Commercial establishments that deliver bags to their customers must charge them a fee of 20 Colombian pesos (approximately 1 cent) for each bag. This rate will increase by 10 pesos (half a dollar) each year, so that by 2020 it will reach 50 pesos (2 cents) per bag.
"This tax aims at an environmental sustainability that will depend on the conscience of each one of the Colombians", indicated the Minister of Environment and Sustainable Development of Colombia, Luis Gilberto Murillo.
Colombia, a member of the UN Environment Clean Seas campaign, has already reduced the consumption of plastic bags by 27% during 2017 after launching other measures that discourage their use and promote biodegradable bags.
Bags smaller than 30 × 30 centimeters were out of circulation since December 31, 2016 and the new ones must have sufficient capacity to support more weight, as well as messages alluding to recycling and caring for the planet.
With these policies, framed in the local campaignGive back to the Planet, the Government and private companies seek to gradually reduce the use of bags in the following years, until reaching a reduction of 60% compared to 2016 levels.
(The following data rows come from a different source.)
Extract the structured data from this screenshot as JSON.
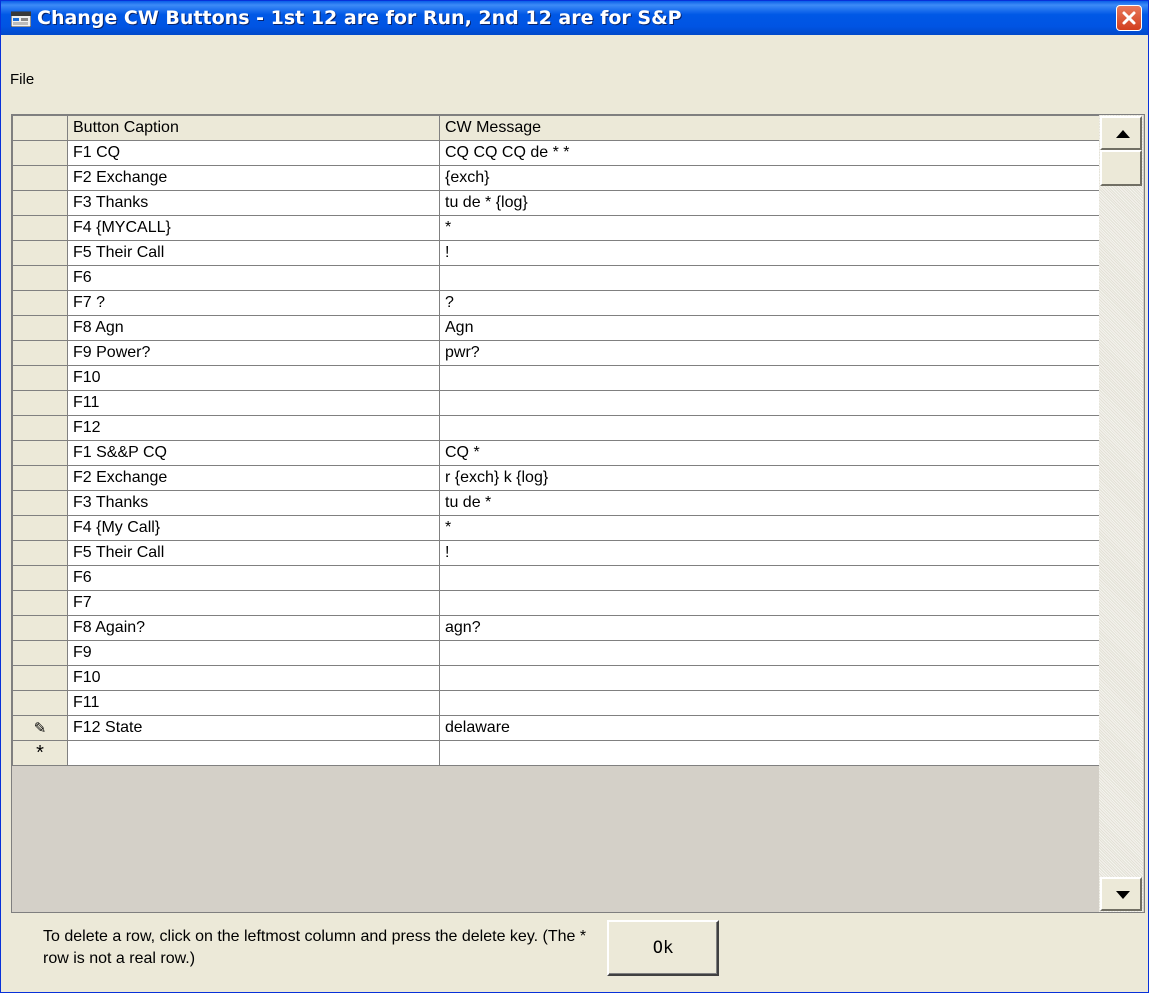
{
  "window": {
    "title": "Change CW Buttons - 1st 12 are for Run, 2nd 12 are for S&P"
  },
  "menu": {
    "file": "File"
  },
  "grid": {
    "headers": {
      "caption": "Button Caption",
      "message": "CW Message"
    },
    "rows": [
      {
        "caption": "F1  CQ",
        "message": "CQ CQ CQ de * *"
      },
      {
        "caption": "F2  Exchange",
        "message": "{exch}"
      },
      {
        "caption": "F3  Thanks",
        "message": "tu de * {log}"
      },
      {
        "caption": "F4  {MYCALL}",
        "message": "*"
      },
      {
        "caption": "F5  Their Call",
        "message": "!"
      },
      {
        "caption": "F6",
        "message": ""
      },
      {
        "caption": "F7  ?",
        "message": "?"
      },
      {
        "caption": "F8  Agn",
        "message": "Agn"
      },
      {
        "caption": "F9  Power?",
        "message": "pwr?"
      },
      {
        "caption": "F10",
        "message": ""
      },
      {
        "caption": "F11",
        "message": ""
      },
      {
        "caption": "F12",
        "message": ""
      },
      {
        "caption": "F1 S&&P CQ",
        "message": "CQ *"
      },
      {
        "caption": "F2   Exchange",
        "message": "r {exch} k {log}"
      },
      {
        "caption": "F3  Thanks",
        "message": "tu de *"
      },
      {
        "caption": "F4  {My Call}",
        "message": "*"
      },
      {
        "caption": "F5  Their Call",
        "message": "!"
      },
      {
        "caption": "F6",
        "message": ""
      },
      {
        "caption": "F7",
        "message": ""
      },
      {
        "caption": "F8  Again?",
        "message": "agn?"
      },
      {
        "caption": "F9",
        "message": ""
      },
      {
        "caption": "F10",
        "message": ""
      },
      {
        "caption": "F11",
        "message": ""
      },
      {
        "caption": "F12 State",
        "message": "delaware"
      }
    ],
    "new_row_marker": "*"
  },
  "footer": {
    "hint": "To delete a row, click on the leftmost column and press the delete key. (The * row is not a real row.)",
    "ok_label": "Ok"
  },
  "icons": {
    "title": "window-app-icon",
    "close": "close-icon",
    "edit": "pencil-icon"
  },
  "colors": {
    "titlebar": "#0054e3",
    "close": "#d23e1e",
    "face": "#ece9d8"
  }
}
“Colombia advances in the regulation of plastic bags. In the last year we have seen a change in the consumption habit that undoubtedly has a very positive impact when it comes to reducing the environmental effects of waste such as plastic, ”said Minister Murillo.
These commitments are aligned with the UN Environment Clean Seas campaign, which seeks to end by 2022 the production of microplastics and single-use plastics.
In addition to Colombia, the governments of Brazil, Costa Rica, Panama, the Dominican Republic and the Mexican city of Tijuana support the campaign and have pledged to combat marine pollution.
According to official estimates and the WWF organization, a Colombian uses 6 bags a week, 24 a month, 288 a year and 22,176 in an average life span of 77 years. An unsustainable pace that causes negative impacts on the health of the oceans.
At the Conference on the Oceans, which was held from June 5 to 9 in New York, Colombia ratified the commitment to increase the extent of marine protected areas from the current 8.59% to at least 13% of the Colombian marine territory, for above the global target of 10% by 2020.
Colombia is one of the countries with the greatest marine diversity in the world, with a coastline of 2,900 kilometers and a territorial sea that reaches almost one million square kilometers. In its waters there are 2,600 marine species, 155 hard corals and 6 of the 7 existing species of turtles.
Marine litter, mostly made up of plastic debris, is one of the serious threats that looms over the oceans. Twenty times more plastic is produced today than in the 1960s.
Every year, more than 8 million tons of plastic are discharged into the oceans, causing $ 8 billion in damage to economic activities such as fishing, aquaculture and tourism. If urgent action is not taken, the oceans could host more plastics than fish by 2050.